Clive is an enthusiastic and popular* speaker with a passion for Ireland’s history and the ability to engage with an audience, large or small, on a wide range of subjects.

*and very dapper!


Since 1995 Clive has written 14 books, primarily about Ireland’s history where he highlights and celebrates the often forgotten contributions of women.


Clive is an enthusiastic and popular speaker who is always lively and engaging. Get in touch if you’re planning your organisation’s upcoming programme.


Let your group be expertly guided around the Easter Rising sites in Dublin or on unique tours of Killyleagh and the Lecale area of county Down.

When leading our school groups to the Easter Rising sites in Dublin, the students have always been delighted with his commentary and his expert analysis of the events of 1916.
Royal Belfast Academical Institution

About Clive
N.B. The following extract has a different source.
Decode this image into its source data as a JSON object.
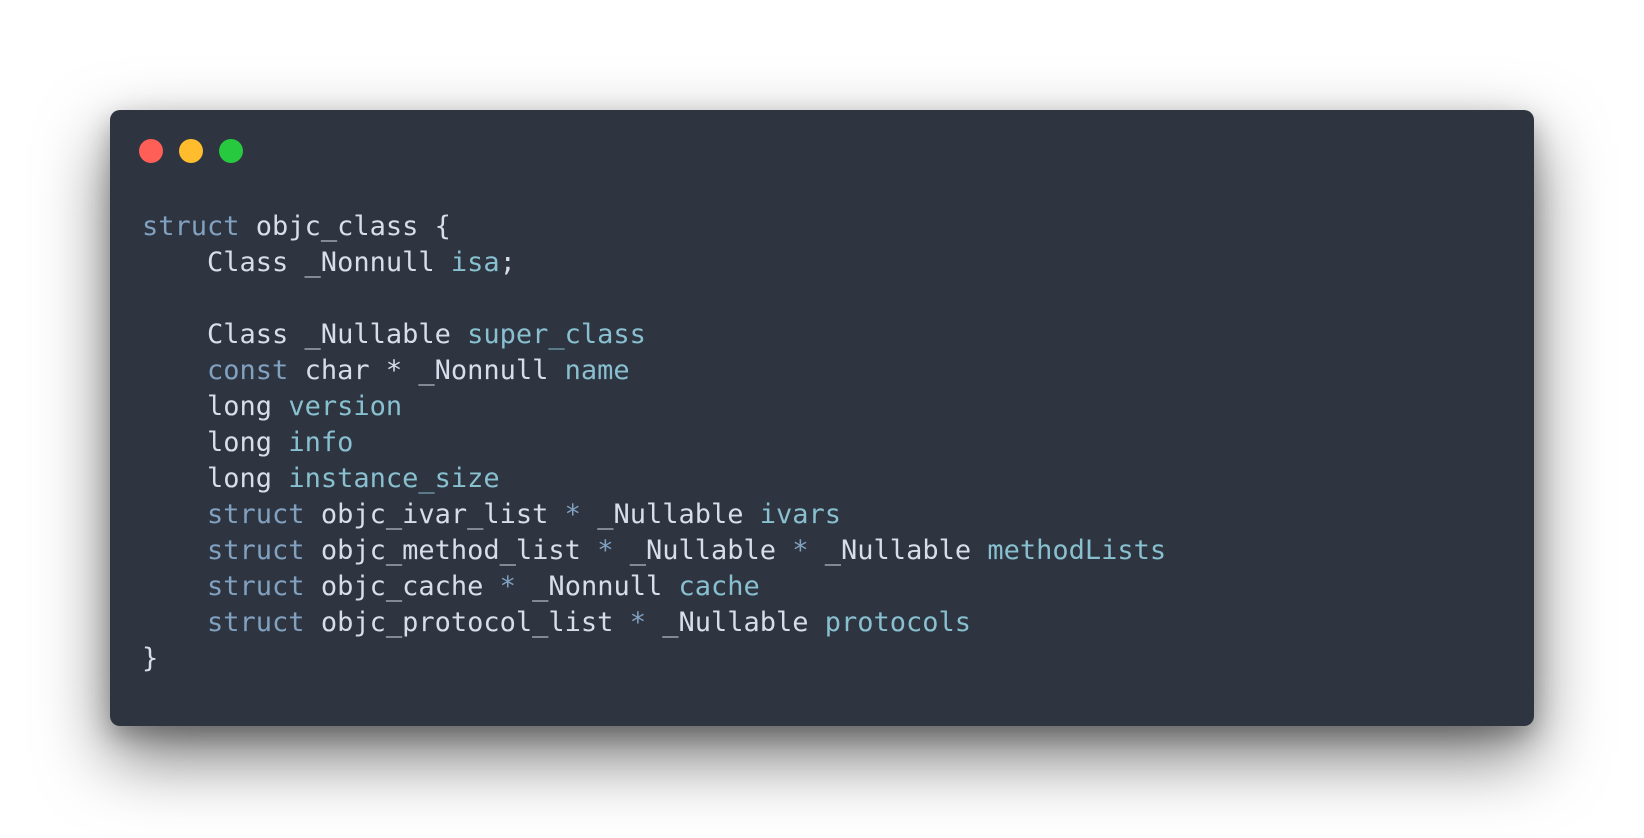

In 1995, following a long career social work and involvement with Scouting, Clive graduated from Queen’s University, Belfast with a Master’s degree in Irish Studies. That opened the door to a new career in giving talks and writing, which he continues to pursue to this day.

As well as annual classes at Stranmillis Clive gives talks to many and varied audiences; schools, local history groups, Women’s Institutes, Probus clubs and more have all repeatedly engaged Clive over many years. His list of topics is vast and he has the ability to engage with an audience, large or small, in lively debate whatever the topic. Whilst Clive specialises in Ireland’s 20th century history, his knowledge extends to the many and varied crises of Ireland’s turbulent 19th century as well.

The list of topics that he can talk about goes far beyond what is listed here. He encourages participation in his lectures – in fact he prefers to call them talks or conversations – and is keen to help everyone learn more by reading further into the subjects he talks about. He wants his audiences to go away feeling enthusiastic about the country’s history, to read more about its fascinating past and make up their own minds on the events discussed. To Clive history can be fun and, whilst some events are obviously tragic, he insists that there are, in every situation, tragicomic interludes which help to alleviate the otherwise wearisome effects of history for history’s sake.